Industry welcomes private power station

    Energy Intensive User Group chairman Mike Rossouw. Picture: FINANCIAL MAIL
    Energy Intensive User Group chairman Mike Rossouw

    THE 600MW coal-fired independent power project being proposed by the Exxaro Resources-GDF Suez joint venture has been welcomed by Energy Intensive User Group (EIUG) chairman Mike Rossouw, whose members consume about 45% of the power generated in South Africa.

    Mr Rossouw says the project is being put forward following a request from the Department of Energy in December last year for additional coal base-load power.

    “That’s positive because it shows clearly that for the first time government is following up on its stated policies and is actively looking for new players in the power generation space,” he says.

    “It’s also positive in confirming that coal will continue to be part of the country’s energy future.”

    Greater involvement of independent power producers (IPPs) in South Africa’s power-generating plans is one of the cornerstones of the EIUG’s position on how South Africa’s energy crisis should be solved, as well as dealing with Eskom’s concerns over the security of its future coal supplies.

    Previous attempts by companies proposing to supply power to Eskom through IPP projects have frequently been stymied by red tape and an apparent lack of commitment from the government.

    Two pioneering IPP groups — CIC Energy and Ipsa — paid a heavy price because of foot-dragging by the government on their projects.

    Ipsa was among the first independent power producers to respond to South Africa’s power crisis and brought its NewCogen plant, near Newcastle in KwaZulu-Natal, into operation in October 2007.

    It was forced to shut the plant in September 2008 because of delays in getting Eskom to sign a power purchase agreement, which was eventually put in place only in August 2010.

    In 2009, TSX-listed CIC Energy was ready to start construction of a 1,300MW coal-fired power station in eastern Botswana but was unable to negotiate a power purchase agreement with Eskom and was eventually taken over by Jindal Steel & Power, an Indian company.

    Mr Rossouw says the EIUG believes another key step in meeting Eskom’s coal requirements is for the government to play a facilitating role in establishing a black economic empowerment coal co-operative.

    “Coal projects require long-term investments, so it makes sense to consolidate the small players into a co-operative that can secure finance,” Mr Rossouw says. “This also avoids the current unsustainable arrangement of Eskom trying to deal with a plethora of small, uneconomic operators.”

    Mr Rossouw says the EIUG believes Eskom and government policies should not demand any more from the current unsustainable, small BEE coal operators.
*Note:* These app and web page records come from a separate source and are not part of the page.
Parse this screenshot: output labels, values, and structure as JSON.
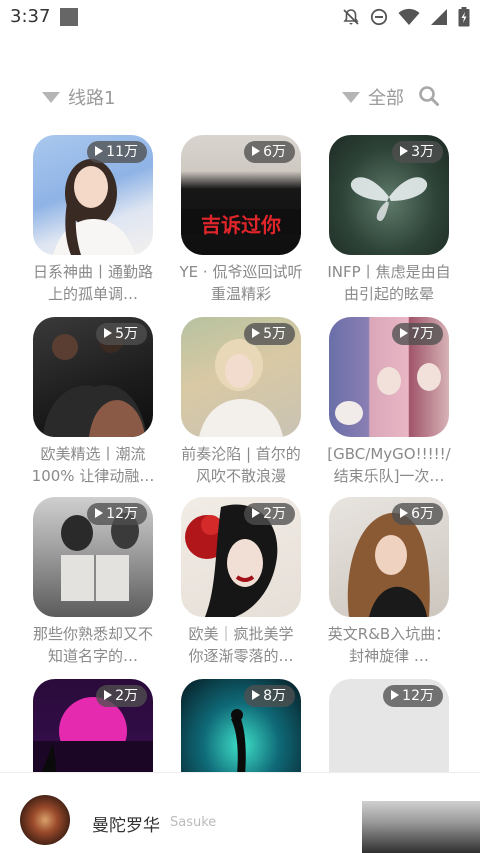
{
  "status_bar": {
    "time": "3:37",
    "icons": [
      "notifications-off-icon",
      "do-not-disturb-icon",
      "wifi-icon",
      "signal-icon",
      "battery-charging-icon"
    ]
  },
  "filters": {
    "route_label": "线路1",
    "category_label": "全部",
    "search_icon": "search-icon"
  },
  "playlists": [
    {
      "plays": "11万",
      "title": "日系神曲丨通勤路上的孤单调…"
    },
    {
      "plays": "6万",
      "title": "YE · 侃爷巡回试听 重温精彩"
    },
    {
      "plays": "3万",
      "title": "INFP丨焦虑是由自由引起的眩晕"
    },
    {
      "plays": "5万",
      "title": "欧美精选丨潮流100% 让律动融…"
    },
    {
      "plays": "5万",
      "title": "前奏沦陷 | 首尔的风吹不散浪漫"
    },
    {
      "plays": "7万",
      "title": "[GBC/MyGO!!!!!/结束乐队]一次…"
    },
    {
      "plays": "12万",
      "title": "那些你熟悉却又不知道名字的…"
    },
    {
      "plays": "2万",
      "title": "欧美｜疯批美学 你逐渐零落的…"
    },
    {
      "plays": "6万",
      "title": "英文R&B入坑曲：封神旋律 …"
    },
    {
      "plays": "2万",
      "title": ""
    },
    {
      "plays": "8万",
      "title": ""
    },
    {
      "plays": "12万",
      "title": ""
    }
  ],
  "player": {
    "title": "曼陀罗华",
    "artist": "Sasuke"
  }
}
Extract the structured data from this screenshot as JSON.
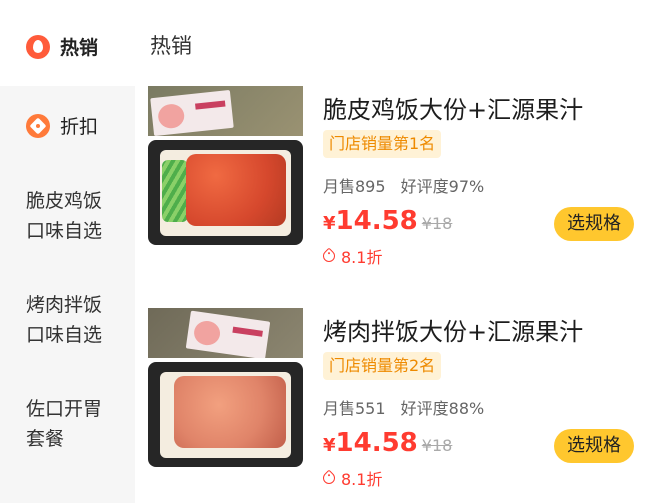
{
  "sidebar": {
    "items": [
      {
        "label": "热销",
        "icon": "fire-icon"
      },
      {
        "label": "折扣",
        "icon": "discount-icon"
      },
      {
        "lines": [
          "脆皮鸡饭",
          "口味自选"
        ]
      },
      {
        "lines": [
          "烤肉拌饭",
          "口味自选"
        ]
      },
      {
        "lines": [
          "佐口开胃",
          "套餐"
        ]
      }
    ]
  },
  "main": {
    "title": "热销"
  },
  "products": [
    {
      "name": "脆皮鸡饭大份+汇源果汁",
      "badge": "门店销量第1名",
      "monthly_sales": "月售895",
      "rating": "好评度97%",
      "currency": "¥",
      "price": "14.58",
      "original_price": "¥18",
      "discount": "8.1折",
      "button": "选规格"
    },
    {
      "name": "烤肉拌饭大份+汇源果汁",
      "badge": "门店销量第2名",
      "monthly_sales": "月售551",
      "rating": "好评度88%",
      "currency": "¥",
      "price": "14.58",
      "original_price": "¥18",
      "discount": "8.1折",
      "button": "选规格"
    }
  ],
  "colors": {
    "accent": "#ff3b30",
    "button": "#ffc72e",
    "badge_bg": "#fff2d6",
    "badge_text": "#ee8a00"
  }
}
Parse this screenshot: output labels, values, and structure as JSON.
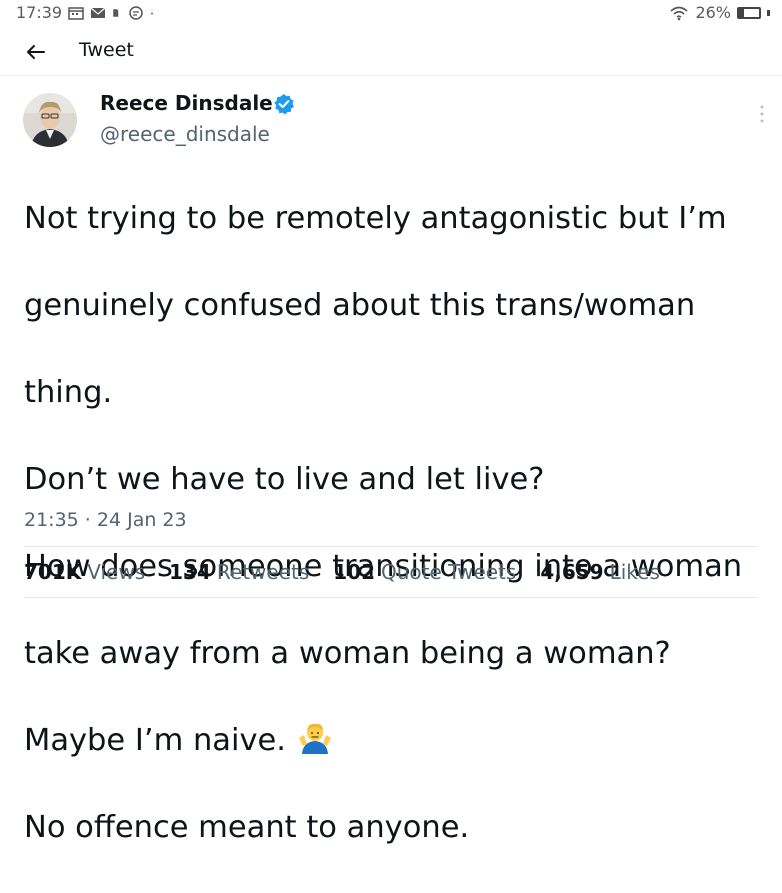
{
  "status_bar": {
    "time": "17:39",
    "battery": "26%",
    "battery_level": 0.26,
    "icons": [
      "calendar-icon",
      "mail-icon",
      "sim-icon",
      "chat-icon",
      "dot-icon",
      "wifi-icon",
      "battery-icon"
    ]
  },
  "header": {
    "title": "Tweet",
    "back_icon": "arrow-left-icon"
  },
  "tweet": {
    "author": {
      "name": "Reece Dinsdale",
      "handle": "@reece_dinsdale",
      "verified": true
    },
    "lines": [
      "Not trying to be remotely antagonistic but I’m",
      "genuinely confused about this trans/woman",
      "thing.",
      "Don’t we have to live and let live?",
      "How does someone transitioning into a woman",
      "take away from a woman being a woman?",
      "Maybe I’m naive.",
      "No offence meant to anyone."
    ],
    "emoji": "person-shrugging-emoji",
    "timestamp": "21:35 · 24 Jan 23"
  },
  "stats": [
    {
      "count": "701K",
      "label": "Views"
    },
    {
      "count": "134",
      "label": "Retweets"
    },
    {
      "count": "102",
      "label": "Quote Tweets"
    },
    {
      "count": "4,659",
      "label": "Likes"
    }
  ],
  "colors": {
    "verified": "#1d9bf0",
    "secondary_text": "#536471",
    "primary_text": "#0f1419"
  }
}
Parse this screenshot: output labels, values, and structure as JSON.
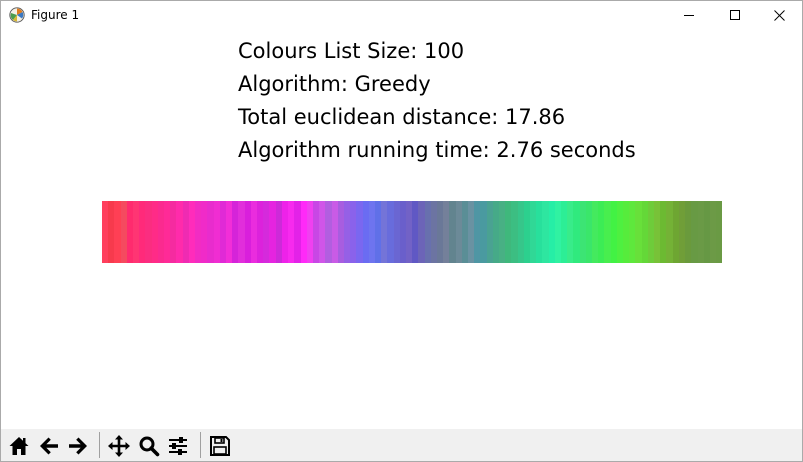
{
  "window": {
    "title": "Figure 1",
    "icon": "matplotlib-icon",
    "controls": [
      "minimize-icon",
      "maximize-icon",
      "close-icon"
    ]
  },
  "figure": {
    "info_lines": [
      "Colours List Size: 100",
      "Algorithm: Greedy",
      "Total euclidean distance: 17.86",
      "Algorithm running time: 2.76  seconds"
    ],
    "colour_strip": [
      "#ff3f5d",
      "#f73a4d",
      "#ff3f55",
      "#f54a5f",
      "#ff2b6e",
      "#ff3573",
      "#ff2a7a",
      "#fb2d80",
      "#ff2b87",
      "#fb2a8f",
      "#ff2a97",
      "#f52ba0",
      "#ff2bab",
      "#ef2bb2",
      "#ff2cbb",
      "#f22cc3",
      "#f02bc8",
      "#e82ccd",
      "#f02dd2",
      "#e02ad6",
      "#f22ed8",
      "#d524d9",
      "#e12edb",
      "#d91fdc",
      "#ea2cde",
      "#dc22dc",
      "#d52adc",
      "#e524e0",
      "#cd2ad9",
      "#ee22e9",
      "#f72aee",
      "#e322e8",
      "#ff2af8",
      "#f040f0",
      "#c847e5",
      "#d055e8",
      "#b25ee0",
      "#c95be6",
      "#a85de0",
      "#9560e6",
      "#8a62eb",
      "#7a67f0",
      "#6a6cf2",
      "#6e74ef",
      "#6070e8",
      "#7474d8",
      "#686cdc",
      "#6a66d2",
      "#6a5fcb",
      "#7262c6",
      "#6058c4",
      "#6c64b8",
      "#6870ae",
      "#6c74a2",
      "#6a7898",
      "#74809a",
      "#62848f",
      "#6c8a98",
      "#5a8e96",
      "#6a92a2",
      "#4f96a4",
      "#4a9aa0",
      "#4aa292",
      "#46aa88",
      "#48b084",
      "#3fb87c",
      "#3cbe82",
      "#36c68a",
      "#2cd08e",
      "#30d896",
      "#28e09c",
      "#2ee6a0",
      "#26eea6",
      "#30f2a2",
      "#2cee96",
      "#38ec8a",
      "#30ea7e",
      "#3ce474",
      "#3ae66a",
      "#44ea5e",
      "#3cec55",
      "#48ee4e",
      "#42f244",
      "#4ef040",
      "#56ec3c",
      "#5ee83c",
      "#68e03a",
      "#64d838",
      "#6ecc3a",
      "#78c238",
      "#6cba32",
      "#74b236",
      "#6ea632",
      "#709e38",
      "#6a9a3c",
      "#689a44",
      "#6a9a46",
      "#669844",
      "#6c9a46",
      "#6a9a44"
    ]
  },
  "toolbar": {
    "tools": [
      "home-icon",
      "back-icon",
      "forward-icon",
      "pan-icon",
      "zoom-icon",
      "configure-subplots-icon",
      "save-icon"
    ]
  },
  "colors": {
    "window_border": "#aaaaaa",
    "toolbar_bg": "#f0f0f0",
    "text": "#000000"
  }
}
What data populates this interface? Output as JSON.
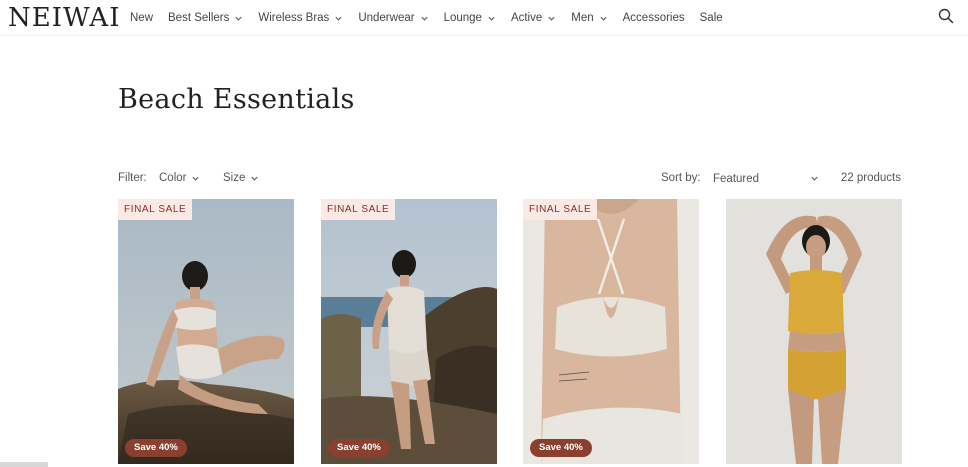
{
  "brand": {
    "logo": "NEIWAI"
  },
  "nav": {
    "items": [
      {
        "label": "New",
        "dropdown": false
      },
      {
        "label": "Best Sellers",
        "dropdown": true
      },
      {
        "label": "Wireless Bras",
        "dropdown": true
      },
      {
        "label": "Underwear",
        "dropdown": true
      },
      {
        "label": "Lounge",
        "dropdown": true
      },
      {
        "label": "Active",
        "dropdown": true
      },
      {
        "label": "Men",
        "dropdown": true
      },
      {
        "label": "Accessories",
        "dropdown": false
      },
      {
        "label": "Sale",
        "dropdown": false
      }
    ],
    "search_icon": "search-icon"
  },
  "page": {
    "title": "Beach Essentials"
  },
  "toolbar": {
    "filter_label": "Filter:",
    "filters": [
      {
        "label": "Color"
      },
      {
        "label": "Size"
      }
    ],
    "sort_label": "Sort by:",
    "sort_value": "Featured",
    "count": "22 products"
  },
  "products": [
    {
      "top_badge": "FINAL SALE",
      "bottom_badge": "Save 40%"
    },
    {
      "top_badge": "FINAL SALE",
      "bottom_badge": "Save 40%"
    },
    {
      "top_badge": "FINAL SALE",
      "bottom_badge": "Save 40%"
    },
    {
      "top_badge": "",
      "bottom_badge": ""
    }
  ],
  "colors": {
    "final_sale_bg": "#fbe9e6",
    "final_sale_text": "#8b2e26",
    "save_badge_bg": "#8a3f2f"
  }
}
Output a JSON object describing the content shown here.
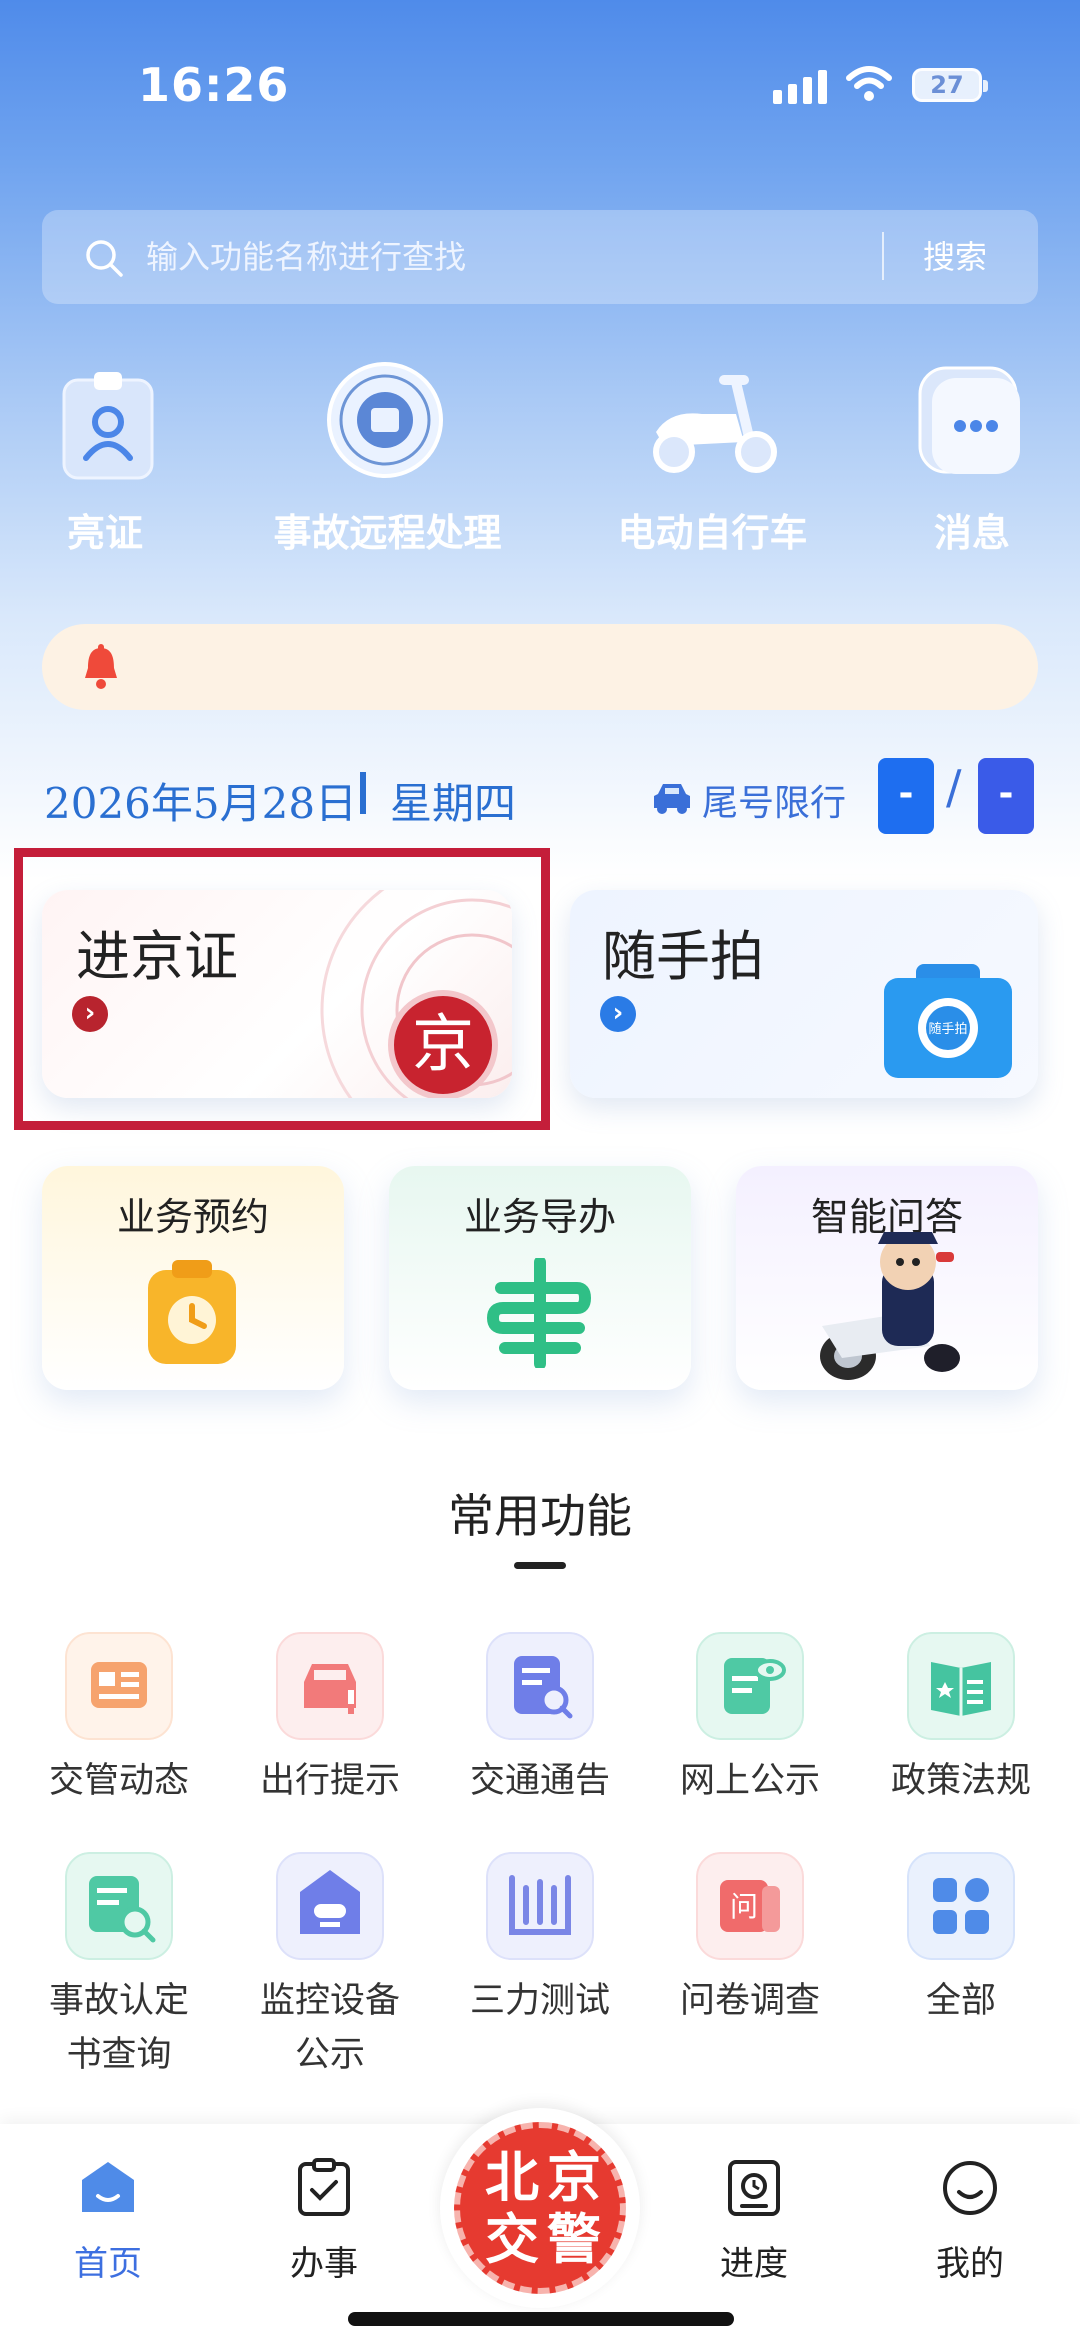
{
  "status_bar": {
    "time": "16:26",
    "battery": "27"
  },
  "search": {
    "placeholder": "输入功能名称进行查找",
    "button": "搜索"
  },
  "quick_actions": [
    {
      "label": "亮证",
      "icon": "id-badge-icon"
    },
    {
      "label": "事故远程处理",
      "icon": "police-emblem-icon"
    },
    {
      "label": "电动自行车",
      "icon": "e-scooter-icon"
    },
    {
      "label": "消息",
      "icon": "message-icon"
    }
  ],
  "notice": {
    "icon": "bell-icon",
    "text": ""
  },
  "date_row": {
    "date": "2026年5月28日",
    "weekday": "星期四",
    "limit_label": "尾号限行",
    "limit_1": "-",
    "limit_2": "-"
  },
  "cards": {
    "entry_permit": {
      "title": "进京证",
      "logo_char": "京"
    },
    "snapshot": {
      "title": "随手拍",
      "camera_label": "随手拍"
    }
  },
  "mid_cards": [
    {
      "label": "业务预约",
      "icon": "clipboard-clock-icon"
    },
    {
      "label": "业务导办",
      "icon": "guide-icon"
    },
    {
      "label": "智能问答",
      "icon": "police-mascot-icon"
    }
  ],
  "section_title": "常用功能",
  "functions": [
    {
      "label": "交管动态",
      "icon": "news-icon",
      "color": "#f6a36e"
    },
    {
      "label": "出行提示",
      "icon": "car-alert-icon",
      "color": "#f27a7a"
    },
    {
      "label": "交通通告",
      "icon": "doc-search-icon",
      "color": "#6f7ee8"
    },
    {
      "label": "网上公示",
      "icon": "doc-eye-icon",
      "color": "#4fc9a4"
    },
    {
      "label": "政策法规",
      "icon": "law-book-icon",
      "color": "#45c4a0"
    },
    {
      "label": "事故认定",
      "label2": "书查询",
      "icon": "report-search-icon",
      "color": "#4fc9a4"
    },
    {
      "label": "监控设备",
      "label2": "公示",
      "icon": "monitor-icon",
      "color": "#6f7ee8"
    },
    {
      "label": "三力测试",
      "icon": "test-icon",
      "color": "#7a86e6"
    },
    {
      "label": "问卷调查",
      "icon": "survey-icon",
      "color": "#f06b6b"
    },
    {
      "label": "全部",
      "icon": "all-grid-icon",
      "color": "#4f8be8"
    }
  ],
  "bottom_nav": {
    "home": "首页",
    "tasks": "办事",
    "center_logo": [
      "北",
      "京",
      "交",
      "警"
    ],
    "progress": "进度",
    "mine": "我的"
  },
  "colors": {
    "accent": "#2a6fd1",
    "permit_red": "#c41e3a",
    "nav_active": "#3d6fe0"
  }
}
He also stresses that the government should not introduce any policy aimed at capping coal prices or forcing the allocation of coal.

    “That will have the exact opposite effect of causing prices to rise and supplies to dry up.”

    Mineral Resources Minister Susan Shabangu announced in January that coal had been declared a strategic resource.

    It is widely believed Eskom was the driving force behind this move because of its concern about the security of future coal supplies for its power stations.

    This is despite repeated assurances from the mining industry and groups like the South African Coal Road Map steering committee that the country has enough coal reserves to meet domestic and export requirements.

    Eskom’s power stations burn a lower grade of coal than the variety that is exported.

    Until recently, Eskom held a virtual monopoly as the sole bulk consumer of that grade of coal, which could not be exported. That changed when India embarked on a programme to build a series of large coal-fired power stations that will burn the same coal.

    India cannot meet its own forecast demand from its domestic coal industry and is now looking to import a lower grade from South Africa, thus posing a direct competitive threat to Eskom.

    The topic was raised during hearings last year in the run-up to publication of the African National Congress’s State Intervention in the Mineral Sector document.

    In their submissions, mining groups such as Anglo American stressed the critical role of the export market and pointed out that curtailing exports would damage the coal business and negatively effect Eskom.

    The reason is that the higher revenues from export sales help make viable the development of mines to supply the lower-grade and far cheaper coal that Eskom needs. The most efficient way to produce the coal is from multi-product mines like Exxaro’s Grootegeluk operation.